Giroud is technically very good. His goal at home to West Ham last season would have given anyone else legendary status. His hit against City this season the same. His first touch, particularly from aerial balls, is one of the best in the league and he is extremely strong, regularly holding off defenders at ease. Defensively too, the position he takes up at the near post from corners is excellent, and Palace’s goal in his absence last weekend exemplified that importance. He may not be fast, or incredible at finishing. He may find it hard to score against the top 3 or 4 teams in the league. But if he can supply others around him to do exactly that, these supposed deficiencies are an irrelevance. It is just like complaining that Ozil doesn’t score 25 goals a season. The fact that he stands in a different area of the pitch doesn’t make Giroud more culpable. His role in the team isn’t to do that.
To end, two passages from Mike Calvin’s critically acclaimed book The Nowhere Men– a book about football scouting and performance analysis. The first refers to Shane Battier, ‘the No Stats All Star of the NBA. They call him Lego, because when he is on the court the pieces start to fit together’. Calvin continues:

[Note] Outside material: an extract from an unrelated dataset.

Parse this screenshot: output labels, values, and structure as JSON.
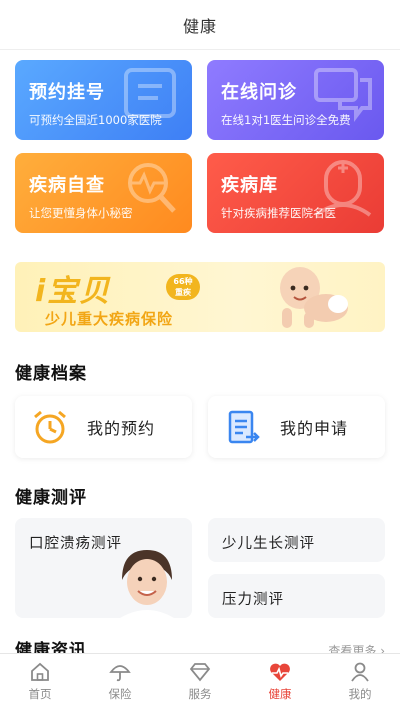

“He needs acute peripheral vision, anticipation and intestinal fortitude, to take charge from the best offensive players in an aggressive relentless sport…The mystique of the process is enhanced by the impact Battier has on his teammates, who suddenly become more productive….Anyone who crystallises such magic in football, and finds the equivalent of what basketball identifies as a ‘glue guy’, would make a Moneyball-style impression.”
And this is a quote from Brentford owner and Oxford graduate Matthew Benham, an advocate of a ‘plus-minus’ system of player evaluation:
“If I am looking at a striker I absolutely do not care about his goalscoring record. For me, the only thing that is interesting is how the team do collectively, offensively and defensively, within the context of an individual performance….I know people’s brains will fuse. They will tell us we are talking absolute bollocks.”
That is for you to judge. But this concept is, I think, a more refreshing way of looking at a footballer’s impact. Part of the collective in a team and never as an individual in an isolated position. In Olivier Giroud, Arsenal have found their ‘glue-guy’. And when he sticks, he won’t let go.